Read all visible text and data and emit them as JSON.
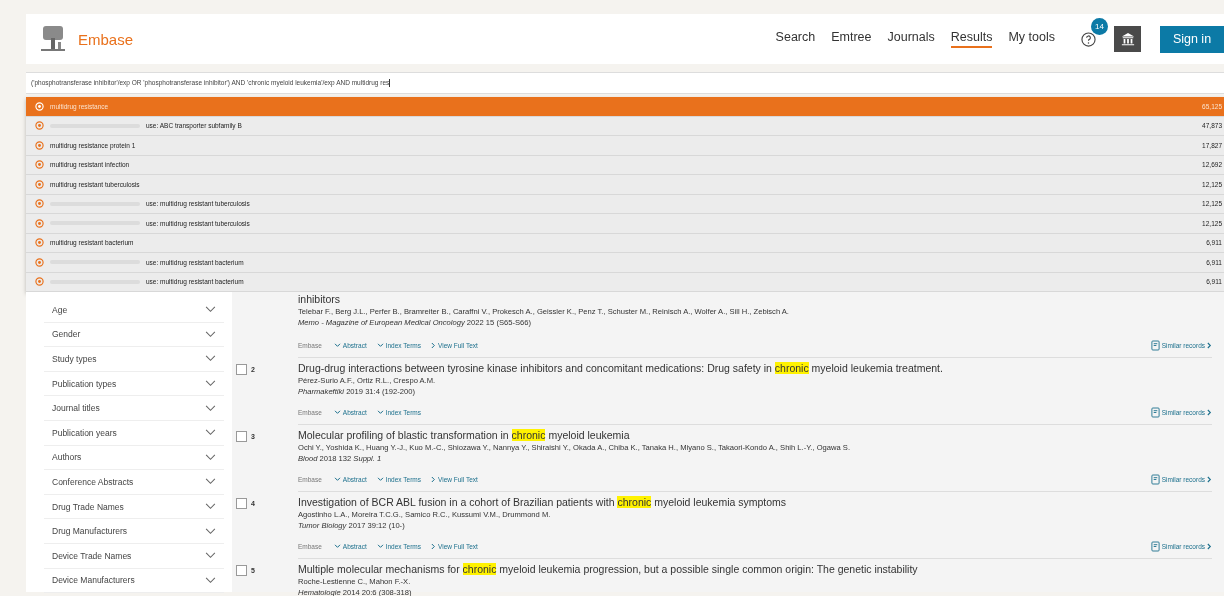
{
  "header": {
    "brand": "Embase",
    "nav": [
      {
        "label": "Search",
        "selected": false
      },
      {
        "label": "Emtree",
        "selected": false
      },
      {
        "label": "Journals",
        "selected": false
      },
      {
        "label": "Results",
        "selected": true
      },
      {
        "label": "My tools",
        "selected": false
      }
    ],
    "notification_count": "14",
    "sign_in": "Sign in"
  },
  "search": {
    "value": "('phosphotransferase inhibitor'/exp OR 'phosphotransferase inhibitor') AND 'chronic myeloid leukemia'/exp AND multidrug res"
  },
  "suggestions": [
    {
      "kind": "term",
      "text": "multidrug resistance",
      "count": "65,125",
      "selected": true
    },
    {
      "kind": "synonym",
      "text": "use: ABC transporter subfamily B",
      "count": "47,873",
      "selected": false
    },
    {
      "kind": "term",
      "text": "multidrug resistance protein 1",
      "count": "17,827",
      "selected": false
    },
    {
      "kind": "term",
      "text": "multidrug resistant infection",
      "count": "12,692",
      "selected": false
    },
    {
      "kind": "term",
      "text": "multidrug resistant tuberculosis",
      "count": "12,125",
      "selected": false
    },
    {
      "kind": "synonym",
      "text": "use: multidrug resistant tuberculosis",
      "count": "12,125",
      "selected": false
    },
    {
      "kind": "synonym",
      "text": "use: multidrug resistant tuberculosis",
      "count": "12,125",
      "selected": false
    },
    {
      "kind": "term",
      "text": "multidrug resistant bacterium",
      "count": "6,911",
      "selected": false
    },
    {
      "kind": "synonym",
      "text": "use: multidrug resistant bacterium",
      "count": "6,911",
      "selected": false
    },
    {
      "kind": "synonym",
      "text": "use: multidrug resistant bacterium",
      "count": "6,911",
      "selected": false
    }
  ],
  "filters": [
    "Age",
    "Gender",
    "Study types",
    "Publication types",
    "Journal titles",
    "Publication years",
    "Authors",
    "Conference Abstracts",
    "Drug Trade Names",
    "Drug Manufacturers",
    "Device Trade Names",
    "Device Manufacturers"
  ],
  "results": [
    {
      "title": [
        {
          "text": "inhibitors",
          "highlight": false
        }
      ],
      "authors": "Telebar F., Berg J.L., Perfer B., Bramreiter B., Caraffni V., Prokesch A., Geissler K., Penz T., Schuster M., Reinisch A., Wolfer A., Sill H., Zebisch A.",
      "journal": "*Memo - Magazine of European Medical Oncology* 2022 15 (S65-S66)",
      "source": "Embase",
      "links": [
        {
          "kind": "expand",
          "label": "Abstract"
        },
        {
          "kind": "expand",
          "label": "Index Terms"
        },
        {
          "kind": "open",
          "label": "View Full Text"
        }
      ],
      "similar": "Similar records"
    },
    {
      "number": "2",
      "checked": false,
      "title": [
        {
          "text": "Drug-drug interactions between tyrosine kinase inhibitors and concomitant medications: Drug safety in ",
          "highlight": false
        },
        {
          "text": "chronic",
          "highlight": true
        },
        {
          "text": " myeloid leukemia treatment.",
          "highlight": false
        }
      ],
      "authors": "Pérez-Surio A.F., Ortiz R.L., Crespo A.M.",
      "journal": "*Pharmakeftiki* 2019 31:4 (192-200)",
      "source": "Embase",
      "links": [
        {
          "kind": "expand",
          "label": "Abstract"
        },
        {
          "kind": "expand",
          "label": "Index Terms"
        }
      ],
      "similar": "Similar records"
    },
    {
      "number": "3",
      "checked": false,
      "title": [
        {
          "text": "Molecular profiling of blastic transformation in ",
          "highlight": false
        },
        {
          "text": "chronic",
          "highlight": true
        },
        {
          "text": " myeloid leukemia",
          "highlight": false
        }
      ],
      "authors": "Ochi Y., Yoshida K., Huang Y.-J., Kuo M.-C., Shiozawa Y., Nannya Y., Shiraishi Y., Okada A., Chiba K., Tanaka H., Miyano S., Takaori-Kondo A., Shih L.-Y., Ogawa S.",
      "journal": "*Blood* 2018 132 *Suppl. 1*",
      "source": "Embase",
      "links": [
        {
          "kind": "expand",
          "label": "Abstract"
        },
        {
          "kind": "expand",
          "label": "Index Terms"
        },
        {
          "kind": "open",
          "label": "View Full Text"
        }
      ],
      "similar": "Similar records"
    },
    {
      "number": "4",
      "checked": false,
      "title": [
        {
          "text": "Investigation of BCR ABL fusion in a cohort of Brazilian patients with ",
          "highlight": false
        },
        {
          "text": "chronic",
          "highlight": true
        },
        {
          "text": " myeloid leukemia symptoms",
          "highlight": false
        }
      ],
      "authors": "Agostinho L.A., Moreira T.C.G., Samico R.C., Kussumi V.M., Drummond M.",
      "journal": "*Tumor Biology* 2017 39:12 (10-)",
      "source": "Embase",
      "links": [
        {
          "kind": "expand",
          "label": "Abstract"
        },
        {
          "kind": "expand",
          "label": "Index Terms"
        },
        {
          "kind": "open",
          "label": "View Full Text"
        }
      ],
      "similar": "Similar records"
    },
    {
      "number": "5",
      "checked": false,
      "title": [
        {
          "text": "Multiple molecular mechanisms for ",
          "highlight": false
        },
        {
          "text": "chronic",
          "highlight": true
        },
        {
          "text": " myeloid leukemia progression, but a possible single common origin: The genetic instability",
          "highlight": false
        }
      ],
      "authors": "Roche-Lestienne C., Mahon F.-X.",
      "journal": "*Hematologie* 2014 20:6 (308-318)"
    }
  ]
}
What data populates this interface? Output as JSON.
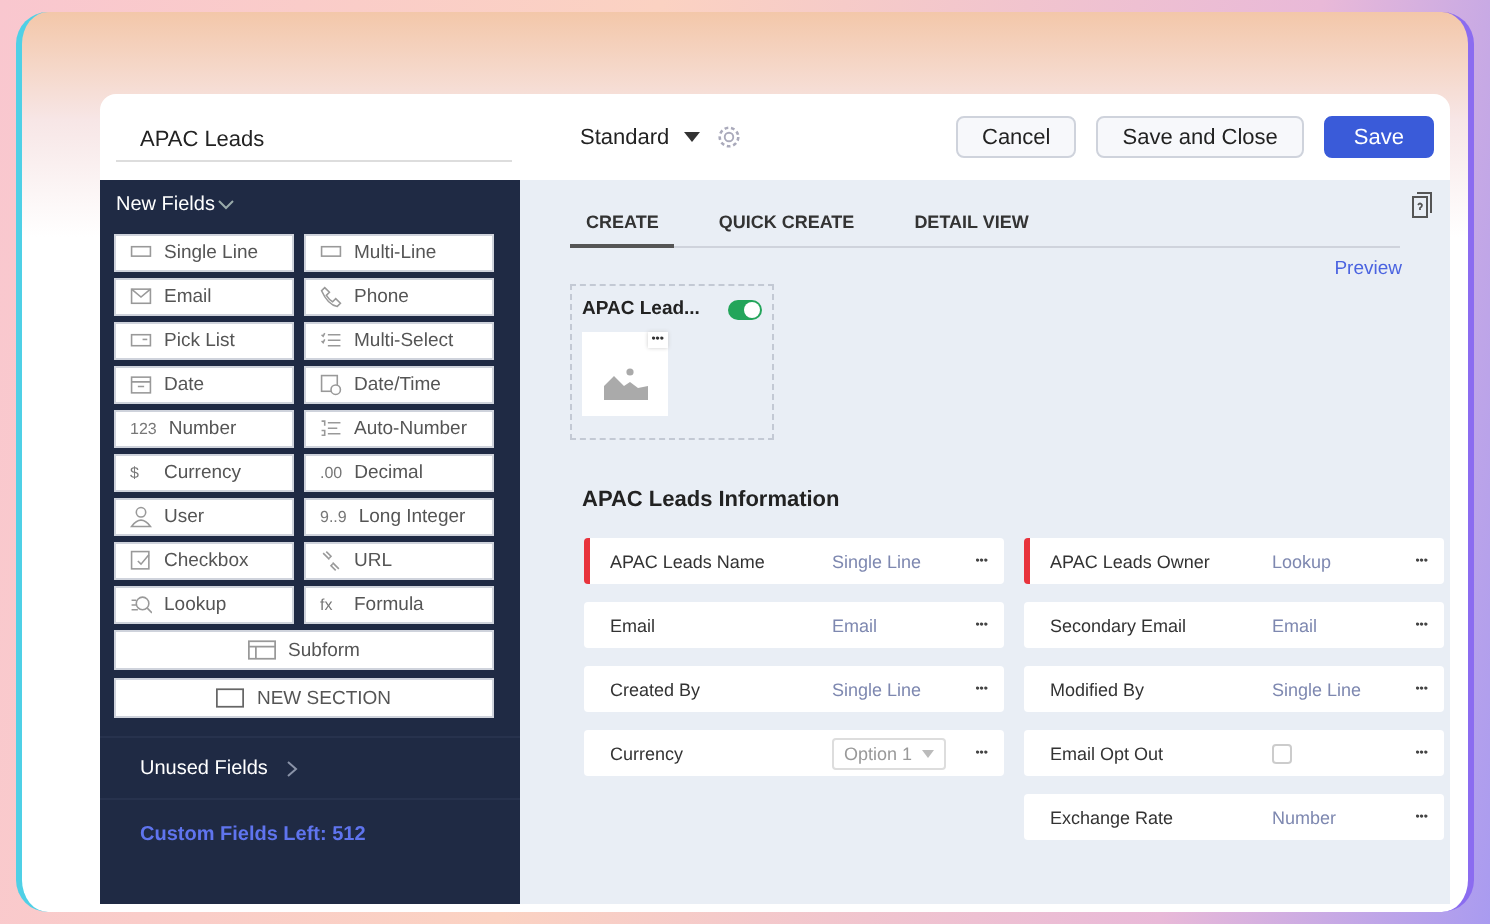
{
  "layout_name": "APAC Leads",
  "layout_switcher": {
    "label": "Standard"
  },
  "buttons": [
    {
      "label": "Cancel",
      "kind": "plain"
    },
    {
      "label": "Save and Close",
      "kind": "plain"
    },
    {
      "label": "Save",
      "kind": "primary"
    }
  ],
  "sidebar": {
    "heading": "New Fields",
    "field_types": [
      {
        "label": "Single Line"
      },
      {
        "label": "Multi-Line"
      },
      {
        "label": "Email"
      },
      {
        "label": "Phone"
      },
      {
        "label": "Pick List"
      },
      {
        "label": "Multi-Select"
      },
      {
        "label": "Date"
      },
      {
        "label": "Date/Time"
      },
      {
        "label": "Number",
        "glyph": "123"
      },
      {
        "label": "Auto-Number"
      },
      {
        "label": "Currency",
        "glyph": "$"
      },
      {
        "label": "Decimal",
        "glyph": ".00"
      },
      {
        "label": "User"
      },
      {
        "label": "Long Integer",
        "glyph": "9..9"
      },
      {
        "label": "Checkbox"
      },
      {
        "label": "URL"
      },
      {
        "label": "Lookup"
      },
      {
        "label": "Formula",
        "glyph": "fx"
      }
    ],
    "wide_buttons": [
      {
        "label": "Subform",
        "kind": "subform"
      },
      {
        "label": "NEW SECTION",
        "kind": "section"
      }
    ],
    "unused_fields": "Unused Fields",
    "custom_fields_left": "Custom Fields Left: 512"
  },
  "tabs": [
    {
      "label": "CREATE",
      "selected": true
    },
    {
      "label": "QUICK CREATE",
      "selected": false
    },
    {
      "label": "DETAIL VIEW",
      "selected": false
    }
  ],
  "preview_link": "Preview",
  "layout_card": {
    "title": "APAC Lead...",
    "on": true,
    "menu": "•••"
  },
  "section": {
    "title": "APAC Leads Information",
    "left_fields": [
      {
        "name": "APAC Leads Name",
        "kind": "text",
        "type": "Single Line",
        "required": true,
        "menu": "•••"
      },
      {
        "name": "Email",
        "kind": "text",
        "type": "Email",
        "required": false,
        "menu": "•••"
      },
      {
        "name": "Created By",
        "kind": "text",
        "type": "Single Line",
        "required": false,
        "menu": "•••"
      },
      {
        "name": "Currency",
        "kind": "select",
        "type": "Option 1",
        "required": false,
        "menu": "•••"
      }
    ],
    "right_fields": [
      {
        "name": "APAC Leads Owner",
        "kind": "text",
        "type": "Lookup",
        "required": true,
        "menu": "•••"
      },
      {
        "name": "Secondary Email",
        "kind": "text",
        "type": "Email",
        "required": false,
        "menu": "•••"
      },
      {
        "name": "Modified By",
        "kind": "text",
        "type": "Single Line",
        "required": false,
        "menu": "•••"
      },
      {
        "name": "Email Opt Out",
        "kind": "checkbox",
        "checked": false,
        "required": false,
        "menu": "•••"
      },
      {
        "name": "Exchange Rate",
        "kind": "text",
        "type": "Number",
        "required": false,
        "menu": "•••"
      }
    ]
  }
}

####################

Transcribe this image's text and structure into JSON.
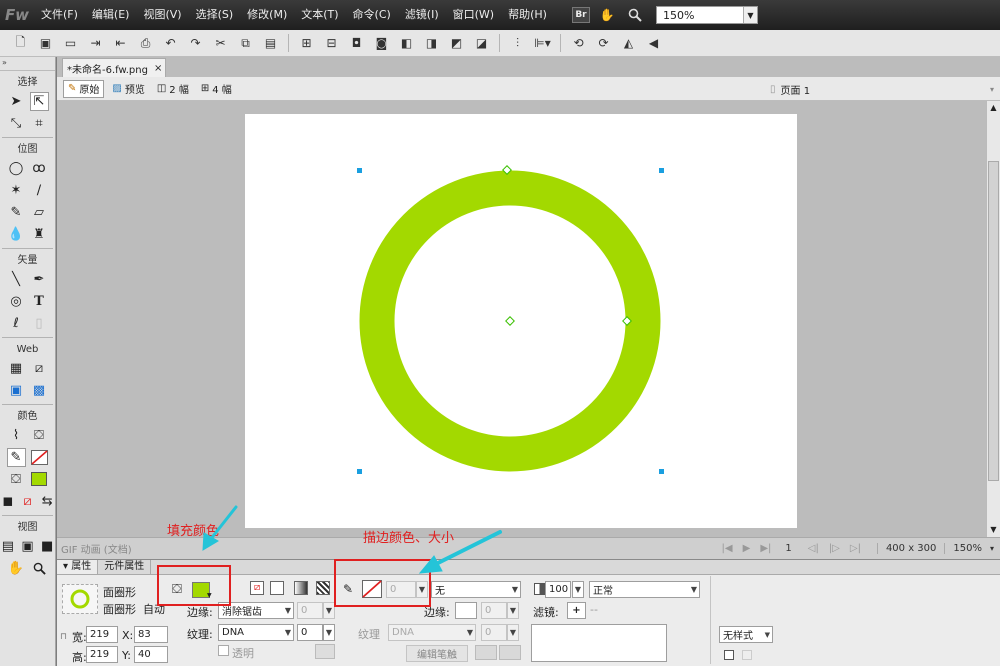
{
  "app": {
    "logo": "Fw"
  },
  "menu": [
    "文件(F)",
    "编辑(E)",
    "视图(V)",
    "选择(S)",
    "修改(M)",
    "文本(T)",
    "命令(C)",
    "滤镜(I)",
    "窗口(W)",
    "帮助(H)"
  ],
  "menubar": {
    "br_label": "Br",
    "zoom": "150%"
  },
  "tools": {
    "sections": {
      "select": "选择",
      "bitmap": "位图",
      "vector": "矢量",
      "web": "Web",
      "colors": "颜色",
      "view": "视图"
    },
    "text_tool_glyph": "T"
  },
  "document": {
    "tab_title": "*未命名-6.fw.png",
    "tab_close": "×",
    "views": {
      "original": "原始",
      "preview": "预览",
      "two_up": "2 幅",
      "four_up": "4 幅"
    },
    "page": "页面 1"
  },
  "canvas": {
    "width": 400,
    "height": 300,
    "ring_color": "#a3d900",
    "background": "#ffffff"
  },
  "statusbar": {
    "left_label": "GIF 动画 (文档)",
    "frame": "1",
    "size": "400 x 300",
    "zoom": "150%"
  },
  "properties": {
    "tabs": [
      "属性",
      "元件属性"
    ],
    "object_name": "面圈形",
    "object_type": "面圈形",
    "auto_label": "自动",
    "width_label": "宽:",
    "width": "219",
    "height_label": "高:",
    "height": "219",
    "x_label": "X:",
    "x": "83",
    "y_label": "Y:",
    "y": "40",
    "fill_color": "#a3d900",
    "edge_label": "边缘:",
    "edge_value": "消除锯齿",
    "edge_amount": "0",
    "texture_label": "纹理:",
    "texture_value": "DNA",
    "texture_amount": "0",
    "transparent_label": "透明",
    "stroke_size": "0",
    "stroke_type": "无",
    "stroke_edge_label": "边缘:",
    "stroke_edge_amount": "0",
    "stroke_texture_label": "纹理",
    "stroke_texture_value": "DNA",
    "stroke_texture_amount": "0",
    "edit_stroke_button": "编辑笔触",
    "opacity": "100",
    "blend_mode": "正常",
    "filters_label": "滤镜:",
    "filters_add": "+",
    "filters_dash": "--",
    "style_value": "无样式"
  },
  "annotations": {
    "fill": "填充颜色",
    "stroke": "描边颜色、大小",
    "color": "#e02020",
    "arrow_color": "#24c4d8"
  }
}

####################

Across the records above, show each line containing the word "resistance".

      "text": "multidrug resistance",
      "text": "multidrug resistance protein 1",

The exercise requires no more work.